Capitol Records, LLC v. ReDigi Inc., 934 F. Supp. 2d 640 (S.D.N.Y. 2013)
- A New Kind of Used Record Store
Music is now bought and sold digitally. ReDigi set up a marketplace for selling “used” digital songs. It removes the song from the seller’s iTunes account, “migrates” it to the ReDigi Cloud Locker, where it can be sold on the ReDigi marketplace.
- Digital First Sale Theory
The “first sale” doctrine (17 U.S.C. § 109) grants the right to resell copies of copyrighted works, like old books or records, without the authorization of the copyright owner. ReDigi tested that the first sale doctrine protected the resale of digital songs.
- No Taste for the Record Label
The proceeds from ReDigi music sales are split 20% to the seller, 20% to an escrow fund for the artist, and 60% to ReDigi. None of the proceeds went to the record company.
- The Record Label Doesn’t Like That
The record label brings a lawsuit, claiming that the first sale doctrine doesn’t apply to ReDigi’s resale of digital songs.
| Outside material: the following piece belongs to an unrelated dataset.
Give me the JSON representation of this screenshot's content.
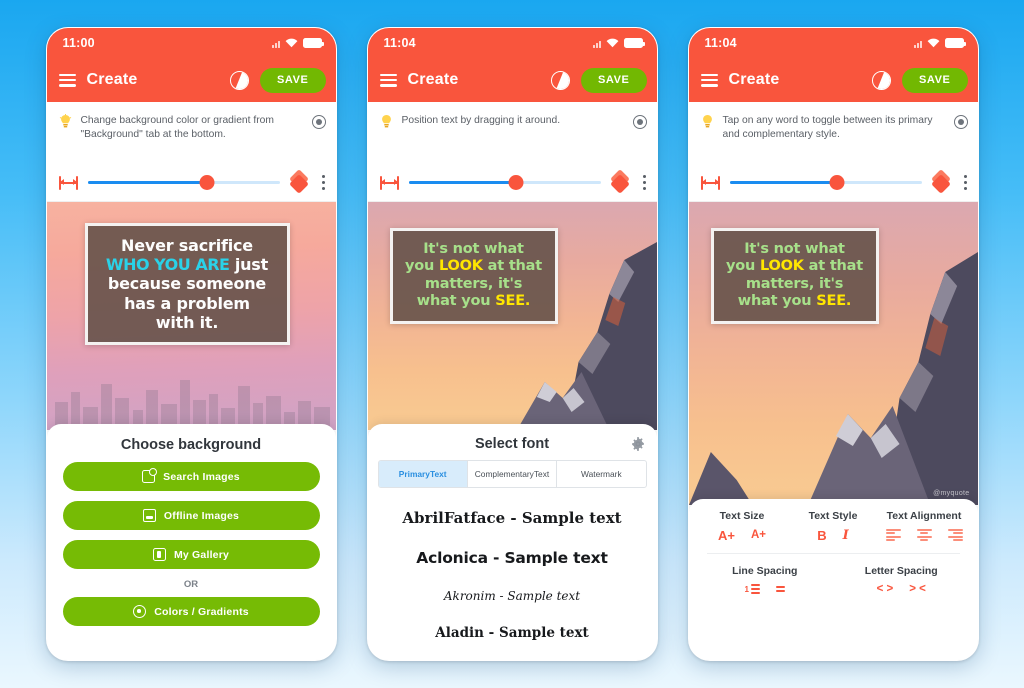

Digital songs have physical manifestations, which exist on the servers where they are stored. The “migration” required as part of the ReDigi service necessarily makes new copies of the song, as material objects cannot be transferred over the Internet. The first sale doctrine is a distribution right, not a copying right, and does not protect ReDigi’s resale of songs.
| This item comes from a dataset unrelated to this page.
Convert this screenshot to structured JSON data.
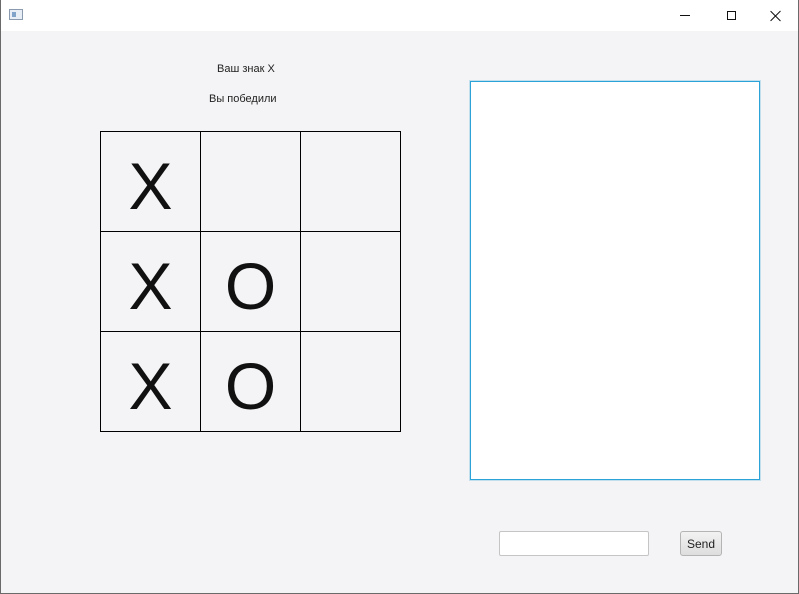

The first sale doctrine can apply to digital works, but only to their physical transfer. This decision gives companies like ReDigi a roadmap for digital redistribution business models under the first sale doctrine. ReDigi has changed its service so that users purchase songs through iTunes directly to the Cloud Locker. When the buyer wants to sell, access to the Cloud Locker copy is transferred to the new owner, but no copy is made – only access to the copy. The decision forecloses one method of digital first sale, but sanctions another.